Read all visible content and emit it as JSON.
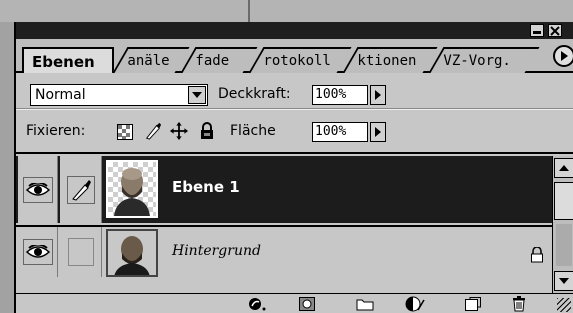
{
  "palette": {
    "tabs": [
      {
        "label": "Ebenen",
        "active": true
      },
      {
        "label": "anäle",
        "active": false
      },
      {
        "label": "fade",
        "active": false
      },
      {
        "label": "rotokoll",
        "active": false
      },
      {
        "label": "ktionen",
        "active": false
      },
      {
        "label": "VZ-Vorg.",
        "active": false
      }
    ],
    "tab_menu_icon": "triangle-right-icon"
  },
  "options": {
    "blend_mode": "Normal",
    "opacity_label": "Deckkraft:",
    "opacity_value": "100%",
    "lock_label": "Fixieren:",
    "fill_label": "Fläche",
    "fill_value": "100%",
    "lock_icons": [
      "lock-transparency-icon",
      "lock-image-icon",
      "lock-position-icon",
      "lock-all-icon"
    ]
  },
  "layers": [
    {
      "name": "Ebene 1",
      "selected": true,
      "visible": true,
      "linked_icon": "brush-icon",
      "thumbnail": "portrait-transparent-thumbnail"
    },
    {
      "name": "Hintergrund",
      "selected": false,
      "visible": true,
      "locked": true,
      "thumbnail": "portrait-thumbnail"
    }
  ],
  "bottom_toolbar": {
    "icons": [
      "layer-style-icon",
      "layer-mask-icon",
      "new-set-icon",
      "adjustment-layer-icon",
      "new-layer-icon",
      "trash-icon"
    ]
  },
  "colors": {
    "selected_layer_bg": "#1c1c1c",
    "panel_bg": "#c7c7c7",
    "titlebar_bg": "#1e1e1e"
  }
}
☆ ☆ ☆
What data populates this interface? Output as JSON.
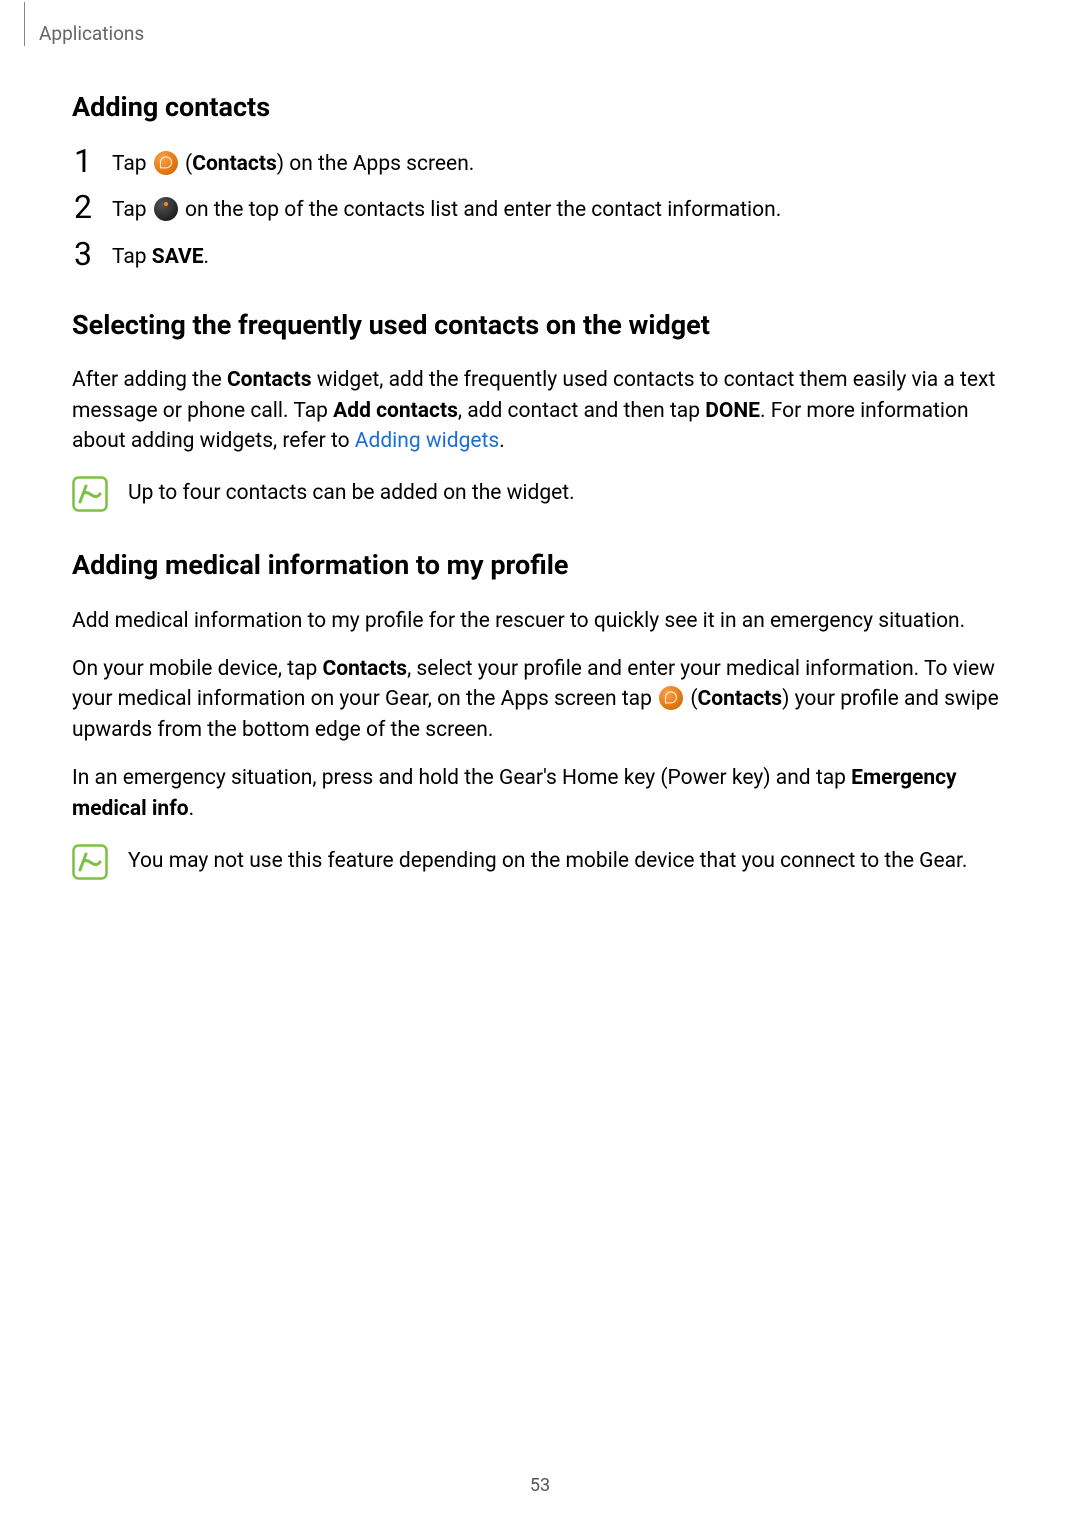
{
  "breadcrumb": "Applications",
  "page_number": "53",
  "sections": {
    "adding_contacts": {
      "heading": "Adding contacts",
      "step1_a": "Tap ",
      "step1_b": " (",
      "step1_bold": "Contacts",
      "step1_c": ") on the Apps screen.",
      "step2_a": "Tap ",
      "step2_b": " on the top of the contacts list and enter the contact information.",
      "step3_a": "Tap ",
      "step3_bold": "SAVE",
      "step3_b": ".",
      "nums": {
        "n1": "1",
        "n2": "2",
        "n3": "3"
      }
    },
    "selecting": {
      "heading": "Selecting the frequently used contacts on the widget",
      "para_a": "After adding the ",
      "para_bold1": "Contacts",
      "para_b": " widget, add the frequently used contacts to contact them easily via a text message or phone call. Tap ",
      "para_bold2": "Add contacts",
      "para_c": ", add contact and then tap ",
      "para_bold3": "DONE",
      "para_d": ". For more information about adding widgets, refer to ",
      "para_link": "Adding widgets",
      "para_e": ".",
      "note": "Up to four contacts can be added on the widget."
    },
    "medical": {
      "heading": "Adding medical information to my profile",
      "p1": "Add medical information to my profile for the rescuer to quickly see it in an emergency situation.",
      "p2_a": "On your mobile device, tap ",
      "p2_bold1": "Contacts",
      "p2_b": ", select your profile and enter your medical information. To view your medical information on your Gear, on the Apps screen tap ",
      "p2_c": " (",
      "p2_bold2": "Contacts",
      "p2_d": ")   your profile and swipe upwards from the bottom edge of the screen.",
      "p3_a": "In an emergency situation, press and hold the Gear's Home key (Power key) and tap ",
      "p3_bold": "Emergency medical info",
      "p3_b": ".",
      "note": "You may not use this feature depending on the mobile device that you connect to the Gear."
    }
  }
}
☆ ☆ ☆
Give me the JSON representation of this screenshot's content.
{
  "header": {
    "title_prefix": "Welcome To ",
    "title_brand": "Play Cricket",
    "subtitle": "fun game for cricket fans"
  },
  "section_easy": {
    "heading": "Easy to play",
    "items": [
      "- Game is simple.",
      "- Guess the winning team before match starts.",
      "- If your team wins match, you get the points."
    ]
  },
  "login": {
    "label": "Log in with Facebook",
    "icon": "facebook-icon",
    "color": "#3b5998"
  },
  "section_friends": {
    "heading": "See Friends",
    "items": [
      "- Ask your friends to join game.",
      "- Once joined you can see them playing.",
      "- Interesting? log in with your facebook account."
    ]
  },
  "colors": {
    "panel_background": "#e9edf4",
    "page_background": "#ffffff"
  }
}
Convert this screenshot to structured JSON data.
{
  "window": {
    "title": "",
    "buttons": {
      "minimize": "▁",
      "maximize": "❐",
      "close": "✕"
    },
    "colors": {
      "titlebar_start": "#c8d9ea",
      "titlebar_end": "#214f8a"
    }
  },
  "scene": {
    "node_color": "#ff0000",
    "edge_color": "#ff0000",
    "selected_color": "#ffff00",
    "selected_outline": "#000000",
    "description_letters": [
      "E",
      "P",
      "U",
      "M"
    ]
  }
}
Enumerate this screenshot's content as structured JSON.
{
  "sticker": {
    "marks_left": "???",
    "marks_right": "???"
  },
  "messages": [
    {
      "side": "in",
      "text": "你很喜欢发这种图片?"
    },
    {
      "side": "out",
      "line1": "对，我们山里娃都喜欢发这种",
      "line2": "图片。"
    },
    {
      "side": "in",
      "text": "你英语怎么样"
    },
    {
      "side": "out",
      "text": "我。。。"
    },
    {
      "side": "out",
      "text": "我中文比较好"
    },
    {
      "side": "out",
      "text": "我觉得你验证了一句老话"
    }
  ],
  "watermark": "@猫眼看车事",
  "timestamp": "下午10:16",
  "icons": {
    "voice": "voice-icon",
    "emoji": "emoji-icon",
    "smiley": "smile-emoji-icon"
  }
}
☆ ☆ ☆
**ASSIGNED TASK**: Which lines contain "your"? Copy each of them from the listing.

**WRITTEN RESPONSE**:
      "p2_a": "On your mobile device, tap ",
      "p2_b": ", select your profile and enter your medical information. To view your medical information on your Gear, on the Apps screen tap ",
      "p2_d": ")   your profile and swipe upwards from the bottom edge of the screen.",
      "- If your team wins match, you get the points."
      "- Ask your friends to join game.",
      "- Interesting? log in with your facebook account."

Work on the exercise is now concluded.